HARTFORD, Conn. (WTNH)– The pandemic is continuing to affect every aspect of how government works.
We are learning technology will be key if you want to participate in the next legislative session. And some lawmakers may be first in line to receive the COVID-19 vaccine when it’s ready.
How lawmakers pass bills at the Capitol looks really different in a pandemic. Lawmakers vote via computer, or in person with COVID precautions in place. While leaders admit some access was given up, they are trying to create access with zoom public hearings.
“Right now, if you want to come to a public hearing in the judiciary committee you enter the lottery and you could be number 210. And you would drive to Hartford.” said incoming Democratic House Speaker Rep. Matt Ritter. “Now this could be good and bad, but you can sit in the comfort of your home watching a football game in sweatpants and testify at 4 in the morning when your time comes.”
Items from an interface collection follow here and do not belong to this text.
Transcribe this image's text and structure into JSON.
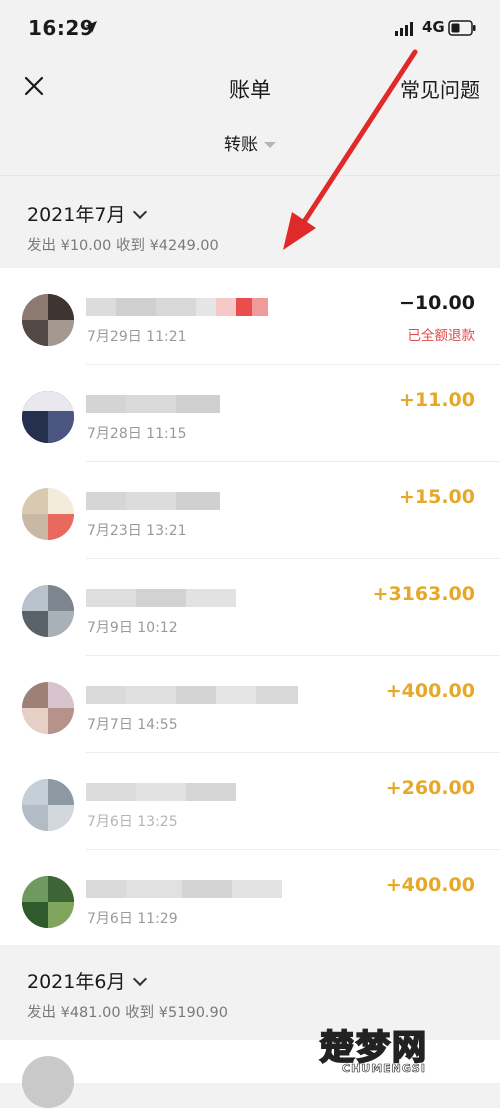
{
  "status": {
    "time": "16:29",
    "network": "4G"
  },
  "nav": {
    "title": "账单",
    "faq_label": "常见问题"
  },
  "filter": {
    "label": "转账"
  },
  "months": [
    {
      "label": "2021年7月",
      "summary": "发出 ¥10.00 收到 ¥4249.00",
      "items": [
        {
          "date": "7月29日 11:21",
          "amount": "−10.00",
          "note": "已全额退款",
          "kind": "neg"
        },
        {
          "date": "7月28日 11:15",
          "amount": "+11.00",
          "note": "",
          "kind": "pos"
        },
        {
          "date": "7月23日 13:21",
          "amount": "+15.00",
          "note": "",
          "kind": "pos"
        },
        {
          "date": "7月9日 10:12",
          "amount": "+3163.00",
          "note": "",
          "kind": "pos"
        },
        {
          "date": "7月7日 14:55",
          "amount": "+400.00",
          "note": "",
          "kind": "pos"
        },
        {
          "date": "7月6日 13:25",
          "amount": "+260.00",
          "note": "",
          "kind": "pos"
        },
        {
          "date": "7月6日 11:29",
          "amount": "+400.00",
          "note": "",
          "kind": "pos"
        }
      ]
    },
    {
      "label": "2021年6月",
      "summary": "发出 ¥481.00 收到 ¥5190.90",
      "items": []
    }
  ],
  "watermark": {
    "cn": "楚梦网",
    "en": "CHUMENGSI"
  },
  "colors": {
    "positive": "#e6a826",
    "refund": "#e14b4b",
    "arrow": "#e02a2a"
  }
}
The incoming speaker says the first quarter of the new legislative session will most likely be virtual. But lawmakers will be careful to keep the agenda focused and not hold hearings on Friday afternoons.
“Making sure that in this process that the people’s voice doesn’t get lost in the shuffle,” agrees Republican Minority leaders in the senate Kevin Kelly.
That shuffle in years past has included physically seeing your state representative or senator in person.
“Some folks just don’t want to go to the microphone or write a letter or pick up the phone to call,” adds Sen. Kelly. “Some just like to stand in front of the capitol or wear a colorful shirt and be part of the voice and process. When we aren’t in the building, it makes if difficult to hear that voice.”
But the second quarter of the legislative session could be in person, after a potential roll out of COVID vaccines.
Rep. Matt Ritter said, “we’re optimistic at least, I am with everything I read, a good portion of particularly the legislature’s most at risk …will be vaccinated by hopefully sometime in the March time frame or April. “
The incoming house speaker believes between vaccines, therapeutics and rapid testing the building could be open to the public by May. Meantime, the Governor’s Executive Order powers expire in February. There is an ongoing debate about whether that power should be extended.
The 2021 legislative session begins Jan. 6.